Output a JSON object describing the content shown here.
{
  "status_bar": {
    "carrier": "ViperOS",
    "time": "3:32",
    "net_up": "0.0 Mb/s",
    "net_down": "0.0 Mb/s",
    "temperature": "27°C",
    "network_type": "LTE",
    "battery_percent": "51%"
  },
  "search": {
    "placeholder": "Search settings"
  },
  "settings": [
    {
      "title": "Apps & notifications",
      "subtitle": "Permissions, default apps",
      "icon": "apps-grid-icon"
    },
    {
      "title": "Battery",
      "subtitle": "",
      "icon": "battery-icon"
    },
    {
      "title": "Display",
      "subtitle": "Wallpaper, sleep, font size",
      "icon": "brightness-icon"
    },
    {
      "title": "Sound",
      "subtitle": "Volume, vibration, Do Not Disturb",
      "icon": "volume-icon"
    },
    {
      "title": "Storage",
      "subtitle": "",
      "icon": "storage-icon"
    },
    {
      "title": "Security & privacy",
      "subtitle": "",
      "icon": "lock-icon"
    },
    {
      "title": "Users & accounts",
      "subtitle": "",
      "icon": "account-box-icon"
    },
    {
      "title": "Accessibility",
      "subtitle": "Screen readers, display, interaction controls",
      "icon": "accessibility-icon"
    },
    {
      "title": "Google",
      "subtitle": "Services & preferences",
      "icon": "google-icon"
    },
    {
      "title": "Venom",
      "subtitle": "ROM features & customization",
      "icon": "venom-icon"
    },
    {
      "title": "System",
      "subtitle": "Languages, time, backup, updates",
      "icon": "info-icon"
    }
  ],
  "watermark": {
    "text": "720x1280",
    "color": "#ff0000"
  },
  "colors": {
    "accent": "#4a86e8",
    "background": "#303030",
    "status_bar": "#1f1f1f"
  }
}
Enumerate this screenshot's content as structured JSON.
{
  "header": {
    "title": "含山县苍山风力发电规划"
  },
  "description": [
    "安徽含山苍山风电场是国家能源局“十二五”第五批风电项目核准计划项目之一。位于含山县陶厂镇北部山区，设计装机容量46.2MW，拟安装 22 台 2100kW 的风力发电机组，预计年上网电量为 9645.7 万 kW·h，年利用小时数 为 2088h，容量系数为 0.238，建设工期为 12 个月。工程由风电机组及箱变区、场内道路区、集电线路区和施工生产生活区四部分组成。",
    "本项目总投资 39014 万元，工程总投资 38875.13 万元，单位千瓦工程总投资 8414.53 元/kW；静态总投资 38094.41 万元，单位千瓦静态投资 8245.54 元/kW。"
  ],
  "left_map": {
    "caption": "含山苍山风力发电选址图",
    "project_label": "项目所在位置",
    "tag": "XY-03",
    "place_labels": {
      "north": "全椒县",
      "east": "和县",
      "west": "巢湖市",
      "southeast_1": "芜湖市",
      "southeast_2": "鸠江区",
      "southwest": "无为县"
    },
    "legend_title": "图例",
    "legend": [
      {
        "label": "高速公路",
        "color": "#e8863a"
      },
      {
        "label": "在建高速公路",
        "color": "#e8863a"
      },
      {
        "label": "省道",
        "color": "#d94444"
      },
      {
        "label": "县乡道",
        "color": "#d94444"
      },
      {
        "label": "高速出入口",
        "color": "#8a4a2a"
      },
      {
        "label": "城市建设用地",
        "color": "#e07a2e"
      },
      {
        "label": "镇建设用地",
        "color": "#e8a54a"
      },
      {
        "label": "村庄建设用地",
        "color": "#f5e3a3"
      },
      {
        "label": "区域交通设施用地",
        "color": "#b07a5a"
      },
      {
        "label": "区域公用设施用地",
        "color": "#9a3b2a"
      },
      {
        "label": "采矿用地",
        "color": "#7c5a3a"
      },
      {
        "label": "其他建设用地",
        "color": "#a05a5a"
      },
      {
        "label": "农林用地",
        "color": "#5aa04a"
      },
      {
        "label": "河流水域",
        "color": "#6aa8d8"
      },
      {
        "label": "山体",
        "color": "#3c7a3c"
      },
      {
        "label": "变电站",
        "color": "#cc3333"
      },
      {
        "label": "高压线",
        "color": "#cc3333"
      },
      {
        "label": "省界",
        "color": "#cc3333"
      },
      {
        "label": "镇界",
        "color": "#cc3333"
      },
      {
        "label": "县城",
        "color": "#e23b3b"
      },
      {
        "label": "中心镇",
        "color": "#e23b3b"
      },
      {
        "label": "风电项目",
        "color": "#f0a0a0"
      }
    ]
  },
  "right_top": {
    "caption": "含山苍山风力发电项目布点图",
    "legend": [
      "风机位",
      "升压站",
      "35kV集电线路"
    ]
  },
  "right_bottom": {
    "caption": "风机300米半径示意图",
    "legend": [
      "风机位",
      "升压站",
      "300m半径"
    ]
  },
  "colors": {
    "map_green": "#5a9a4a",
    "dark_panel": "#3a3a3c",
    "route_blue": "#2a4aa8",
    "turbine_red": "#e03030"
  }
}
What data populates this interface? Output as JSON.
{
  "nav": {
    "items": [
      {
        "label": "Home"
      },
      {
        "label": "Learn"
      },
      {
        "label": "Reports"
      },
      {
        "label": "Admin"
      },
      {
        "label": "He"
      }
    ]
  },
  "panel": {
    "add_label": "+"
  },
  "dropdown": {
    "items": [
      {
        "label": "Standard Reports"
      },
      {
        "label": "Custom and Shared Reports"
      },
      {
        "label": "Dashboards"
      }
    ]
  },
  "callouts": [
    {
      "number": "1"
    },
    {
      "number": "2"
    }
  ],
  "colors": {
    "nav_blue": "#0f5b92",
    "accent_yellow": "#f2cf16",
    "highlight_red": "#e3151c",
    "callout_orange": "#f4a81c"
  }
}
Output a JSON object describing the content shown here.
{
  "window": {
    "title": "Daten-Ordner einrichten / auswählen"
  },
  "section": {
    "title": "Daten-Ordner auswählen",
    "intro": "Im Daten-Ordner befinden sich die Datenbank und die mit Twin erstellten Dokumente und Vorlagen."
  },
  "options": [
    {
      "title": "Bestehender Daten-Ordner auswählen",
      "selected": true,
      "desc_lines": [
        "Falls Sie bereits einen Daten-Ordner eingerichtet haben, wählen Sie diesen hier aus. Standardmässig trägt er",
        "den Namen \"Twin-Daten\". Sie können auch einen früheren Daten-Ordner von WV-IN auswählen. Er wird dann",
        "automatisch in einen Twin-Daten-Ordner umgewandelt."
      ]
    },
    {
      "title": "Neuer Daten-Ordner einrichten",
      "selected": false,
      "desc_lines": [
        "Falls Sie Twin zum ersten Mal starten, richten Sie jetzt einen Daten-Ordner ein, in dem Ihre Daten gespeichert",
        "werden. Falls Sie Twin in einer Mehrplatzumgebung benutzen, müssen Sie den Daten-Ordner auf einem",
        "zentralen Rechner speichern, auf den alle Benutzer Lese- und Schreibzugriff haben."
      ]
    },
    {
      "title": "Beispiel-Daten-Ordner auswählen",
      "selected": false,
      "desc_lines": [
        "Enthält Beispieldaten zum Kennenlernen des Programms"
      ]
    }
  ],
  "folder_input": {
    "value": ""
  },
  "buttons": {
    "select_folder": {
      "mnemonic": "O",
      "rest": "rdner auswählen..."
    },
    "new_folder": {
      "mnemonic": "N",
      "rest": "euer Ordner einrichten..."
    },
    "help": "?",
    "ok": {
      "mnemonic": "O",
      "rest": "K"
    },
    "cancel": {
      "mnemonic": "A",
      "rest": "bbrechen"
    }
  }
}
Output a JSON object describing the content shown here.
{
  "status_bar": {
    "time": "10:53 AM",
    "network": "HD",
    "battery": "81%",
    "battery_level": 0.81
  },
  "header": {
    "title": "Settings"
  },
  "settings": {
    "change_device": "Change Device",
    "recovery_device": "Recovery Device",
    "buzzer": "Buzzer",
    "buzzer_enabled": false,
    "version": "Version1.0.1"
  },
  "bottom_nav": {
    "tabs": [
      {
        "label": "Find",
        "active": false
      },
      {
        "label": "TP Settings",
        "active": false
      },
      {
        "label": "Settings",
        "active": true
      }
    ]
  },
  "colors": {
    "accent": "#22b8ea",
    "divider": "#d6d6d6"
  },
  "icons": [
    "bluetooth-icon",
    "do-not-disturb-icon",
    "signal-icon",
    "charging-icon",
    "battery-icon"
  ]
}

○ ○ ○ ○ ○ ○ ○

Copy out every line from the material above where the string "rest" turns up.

• Problem solution:
      "rest": "rdner auswählen..."
      "rest": "euer Ordner einrichten..."
      "rest": "K"
      "rest": "bbrechen"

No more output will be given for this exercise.